It’s easy to adopt one concept and use that concept to define your world. You commonly see this in religion, but I’m referring to personal finance concepts, as you might expect from Consumerism Commentary. One popular financial guru talks about The ECRD Factor. His followers — a guru can’t be a guru without a throng of fans who believe the guru’s words are gospel and question nothing — spread the word and this concept becomes well-known even if the name of the guru is not as widespread.
Outside of Consumerism Commentary, in what is usually referred to as “real life,” when the conversation turns to money for whatever reason, it is not uncommon for someone to share their advice. And often, someone will explain to me how wise and financially savvy they are because they’ve given up their daily morning coffee or doughnut or other expensive treat.
I will admit that saving four dollars a day is not entirely a bad idea.
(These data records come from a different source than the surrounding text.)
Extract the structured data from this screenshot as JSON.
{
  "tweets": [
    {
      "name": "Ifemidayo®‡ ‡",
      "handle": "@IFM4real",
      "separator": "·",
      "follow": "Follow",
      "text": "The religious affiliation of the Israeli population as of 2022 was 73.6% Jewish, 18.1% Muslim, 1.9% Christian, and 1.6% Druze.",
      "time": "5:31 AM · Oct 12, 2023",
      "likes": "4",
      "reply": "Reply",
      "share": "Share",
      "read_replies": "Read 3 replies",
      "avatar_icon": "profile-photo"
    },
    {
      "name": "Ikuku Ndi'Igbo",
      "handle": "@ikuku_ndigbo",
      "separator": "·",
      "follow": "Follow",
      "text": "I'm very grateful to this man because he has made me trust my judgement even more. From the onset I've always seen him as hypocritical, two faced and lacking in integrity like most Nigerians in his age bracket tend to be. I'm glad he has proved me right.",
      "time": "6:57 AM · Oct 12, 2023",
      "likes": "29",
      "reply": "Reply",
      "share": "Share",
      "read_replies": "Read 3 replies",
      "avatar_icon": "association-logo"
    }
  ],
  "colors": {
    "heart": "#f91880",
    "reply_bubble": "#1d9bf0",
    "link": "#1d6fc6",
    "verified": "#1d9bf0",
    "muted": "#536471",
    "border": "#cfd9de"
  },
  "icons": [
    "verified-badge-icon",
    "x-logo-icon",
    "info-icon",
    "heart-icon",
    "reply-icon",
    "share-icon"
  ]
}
If this savings is repeated five days a week for fifty weeks a year, you’ve “earned” yourself $1,000 a year. Taking that concept to the next step, you could invest that $1,000 each year and grow your nest egg over time, doing much more for yourself your quality of life than a daily doughnut ever would. But the choice to forgo a daily treat does not exist in a vacuum.
In the cases of some of the people who have discovered their alleged personal financial freedom through their daily latte resistance, they’ve made this sacrifice only to lose ground on the larger, important financial decisions. They’ve taken daily baby steps forward but every so often, leap so far back that they’re worse off than they were when they started.
It’s very noble to have achieved the mindset that allows you to change your habit and break free from spending a few dollars each day. But if your real problem is buying clothes you can’t afford, or a car you can’t afford, or a house you can’t afford, any progress you’ve made by eschewing gourmet coffee or fattening doughy products can be rendered null and void. And the people I’ve spoken to who have been eager to flaunt their smart decision of going without a daily latte often fall victim to these other harmful behaviors.
If you pay $40,000 for a car when you only need one worth $16,000, you just undone twenty-four year’s worth of missing daily lattes. And that’s only if you pay cash. If you get a loan, the interest will harm you even further. If you pay $400,000 for a house when you should have spent for something smaller or in a different location $200,000, you can’t even live long enough to make that up in daily lattes. If you don’t manage your credit wisely, you could qualify only for a high-rate mortgage, costing you thousands of extra dollars — a thousand lattes or more — throughout the life of the loan.
The little things, like the daily small savings that accumulate over time, are helpful to your financial condition, but making wise decisions for the larger purchases can have a much larger bearing on your personal wealth. If an expensive coffee-related drink keeps you happy and sane, I say enjoy it, but make better decisions about the big things like cars, houses, the size of your family, and the location where you decide to live. The “mistake” of enjoying a daily treat doesn’t compare with the real financial decisions you make.
Keep in mind that I have no problem with people buying fancy cars or big houses, particularly if they can afford it. But someone opting to trim their expenses by skipping coffee is someone who wants to improve their financial condition, so it would be fair to assume that they should want to do so in the most effective manners. Everyone is free to set their own priorities, but life works better when those priorities actually match the goals.
Published or updated September 14, 2009.